**Dataset records**

________________________________________

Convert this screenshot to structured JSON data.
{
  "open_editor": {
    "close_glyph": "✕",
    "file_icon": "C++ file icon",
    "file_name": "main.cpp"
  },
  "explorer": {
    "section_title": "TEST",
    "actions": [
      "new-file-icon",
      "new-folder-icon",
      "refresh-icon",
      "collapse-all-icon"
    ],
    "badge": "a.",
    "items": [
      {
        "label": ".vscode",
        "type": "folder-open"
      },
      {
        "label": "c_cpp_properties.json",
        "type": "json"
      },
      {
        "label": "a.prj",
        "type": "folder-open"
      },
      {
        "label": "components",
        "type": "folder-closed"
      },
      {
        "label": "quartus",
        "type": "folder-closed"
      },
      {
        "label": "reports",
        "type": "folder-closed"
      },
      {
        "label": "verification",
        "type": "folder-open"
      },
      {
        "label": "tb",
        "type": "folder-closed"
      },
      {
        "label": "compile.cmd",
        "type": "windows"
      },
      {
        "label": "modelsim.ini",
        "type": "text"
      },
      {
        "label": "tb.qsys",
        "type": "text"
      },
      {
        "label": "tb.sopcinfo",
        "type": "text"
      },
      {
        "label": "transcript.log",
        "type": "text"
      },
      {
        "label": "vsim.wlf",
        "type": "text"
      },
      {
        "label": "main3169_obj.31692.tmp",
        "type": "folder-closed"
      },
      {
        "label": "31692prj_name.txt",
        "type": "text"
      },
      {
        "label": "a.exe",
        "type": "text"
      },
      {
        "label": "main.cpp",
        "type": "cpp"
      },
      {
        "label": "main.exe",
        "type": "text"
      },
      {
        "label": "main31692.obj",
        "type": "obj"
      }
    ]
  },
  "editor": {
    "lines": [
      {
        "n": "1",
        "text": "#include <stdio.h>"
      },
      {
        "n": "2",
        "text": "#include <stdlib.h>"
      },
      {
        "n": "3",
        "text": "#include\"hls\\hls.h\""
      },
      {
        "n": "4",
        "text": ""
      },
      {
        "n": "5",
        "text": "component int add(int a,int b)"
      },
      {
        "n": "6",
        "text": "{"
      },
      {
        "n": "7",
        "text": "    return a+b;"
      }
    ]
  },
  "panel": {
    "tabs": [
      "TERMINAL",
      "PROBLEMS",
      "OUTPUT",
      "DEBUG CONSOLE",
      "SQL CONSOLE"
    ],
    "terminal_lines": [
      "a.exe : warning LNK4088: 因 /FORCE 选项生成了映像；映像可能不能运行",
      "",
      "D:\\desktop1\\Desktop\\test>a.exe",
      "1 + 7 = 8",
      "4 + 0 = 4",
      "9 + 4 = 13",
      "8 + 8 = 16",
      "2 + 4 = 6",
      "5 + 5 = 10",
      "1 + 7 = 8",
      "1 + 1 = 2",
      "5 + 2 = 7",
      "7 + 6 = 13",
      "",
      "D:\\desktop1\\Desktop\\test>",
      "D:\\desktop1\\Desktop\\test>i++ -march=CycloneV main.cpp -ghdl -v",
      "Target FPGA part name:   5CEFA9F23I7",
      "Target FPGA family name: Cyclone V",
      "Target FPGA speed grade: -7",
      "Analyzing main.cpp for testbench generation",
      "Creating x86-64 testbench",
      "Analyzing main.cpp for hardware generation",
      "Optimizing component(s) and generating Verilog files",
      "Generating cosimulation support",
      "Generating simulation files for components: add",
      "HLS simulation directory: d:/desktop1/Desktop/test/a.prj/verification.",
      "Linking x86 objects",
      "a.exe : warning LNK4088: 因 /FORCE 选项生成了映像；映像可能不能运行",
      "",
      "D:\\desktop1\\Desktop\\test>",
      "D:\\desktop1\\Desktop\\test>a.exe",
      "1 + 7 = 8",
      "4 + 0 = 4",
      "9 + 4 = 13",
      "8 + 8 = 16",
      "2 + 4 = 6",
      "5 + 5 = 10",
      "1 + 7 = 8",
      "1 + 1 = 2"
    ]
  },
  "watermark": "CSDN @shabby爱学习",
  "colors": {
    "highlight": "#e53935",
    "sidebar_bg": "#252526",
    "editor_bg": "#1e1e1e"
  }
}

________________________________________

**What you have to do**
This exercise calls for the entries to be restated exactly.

**Written reply**
Convert this screenshot to structured JSON data.
{
  "open_editor": {
    "close_glyph": "✕",
    "file_icon": "C++ file icon",
    "file_name": "main.cpp"
  },
  "explorer": {
    "section_title": "TEST",
    "actions": [
      "new-file-icon",
      "new-folder-icon",
      "refresh-icon",
      "collapse-all-icon"
    ],
    "badge": "a.",
    "items": [
      {
        "label": ".vscode",
        "type": "folder-open"
      },
      {
        "label": "c_cpp_properties.json",
        "type": "json"
      },
      {
        "label": "a.prj",
        "type": "folder-open"
      },
      {
        "label": "components",
        "type": "folder-closed"
      },
      {
        "label": "quartus",
        "type": "folder-closed"
      },
      {
        "label": "reports",
        "type": "folder-closed"
      },
      {
        "label": "verification",
        "type": "folder-open"
      },
      {
        "label": "tb",
        "type": "folder-closed"
      },
      {
        "label": "compile.cmd",
        "type": "windows"
      },
      {
        "label": "modelsim.ini",
        "type": "text"
      },
      {
        "label": "tb.qsys",
        "type": "text"
      },
      {
        "label": "tb.sopcinfo",
        "type": "text"
      },
      {
        "label": "transcript.log",
        "type": "text"
      },
      {
        "label": "vsim.wlf",
        "type": "text"
      },
      {
        "label": "main3169_obj.31692.tmp",
        "type": "folder-closed"
      },
      {
        "label": "31692prj_name.txt",
        "type": "text"
      },
      {
        "label": "a.exe",
        "type": "text"
      },
      {
        "label": "main.cpp",
        "type": "cpp"
      },
      {
        "label": "main.exe",
        "type": "text"
      },
      {
        "label": "main31692.obj",
        "type": "obj"
      }
    ]
  },
  "editor": {
    "lines": [
      {
        "n": "1",
        "text": "#include <stdio.h>"
      },
      {
        "n": "2",
        "text": "#include <stdlib.h>"
      },
      {
        "n": "3",
        "text": "#include\"hls\\hls.h\""
      },
      {
        "n": "4",
        "text": ""
      },
      {
        "n": "5",
        "text": "component int add(int a,int b)"
      },
      {
        "n": "6",
        "text": "{"
      },
      {
        "n": "7",
        "text": "    return a+b;"
      }
    ]
  },
  "panel": {
    "tabs": [
      "TERMINAL",
      "PROBLEMS",
      "OUTPUT",
      "DEBUG CONSOLE",
      "SQL CONSOLE"
    ],
    "terminal_lines": [
      "a.exe : warning LNK4088: 因 /FORCE 选项生成了映像；映像可能不能运行",
      "",
      "D:\\desktop1\\Desktop\\test>a.exe",
      "1 + 7 = 8",
      "4 + 0 = 4",
      "9 + 4 = 13",
      "8 + 8 = 16",
      "2 + 4 = 6",
      "5 + 5 = 10",
      "1 + 7 = 8",
      "1 + 1 = 2",
      "5 + 2 = 7",
      "7 + 6 = 13",
      "",
      "D:\\desktop1\\Desktop\\test>",
      "D:\\desktop1\\Desktop\\test>i++ -march=CycloneV main.cpp -ghdl -v",
      "Target FPGA part name:   5CEFA9F23I7",
      "Target FPGA family name: Cyclone V",
      "Target FPGA speed grade: -7",
      "Analyzing main.cpp for testbench generation",
      "Creating x86-64 testbench",
      "Analyzing main.cpp for hardware generation",
      "Optimizing component(s) and generating Verilog files",
      "Generating cosimulation support",
      "Generating simulation files for components: add",
      "HLS simulation directory: d:/desktop1/Desktop/test/a.prj/verification.",
      "Linking x86 objects",
      "a.exe : warning LNK4088: 因 /FORCE 选项生成了映像；映像可能不能运行",
      "",
      "D:\\desktop1\\Desktop\\test>",
      "D:\\desktop1\\Desktop\\test>a.exe",
      "1 + 7 = 8",
      "4 + 0 = 4",
      "9 + 4 = 13",
      "8 + 8 = 16",
      "2 + 4 = 6",
      "5 + 5 = 10",
      "1 + 7 = 8",
      "1 + 1 = 2"
    ]
  },
  "watermark": "CSDN @shabby爱学习",
  "colors": {
    "highlight": "#e53935",
    "sidebar_bg": "#252526",
    "editor_bg": "#1e1e1e"
  }
}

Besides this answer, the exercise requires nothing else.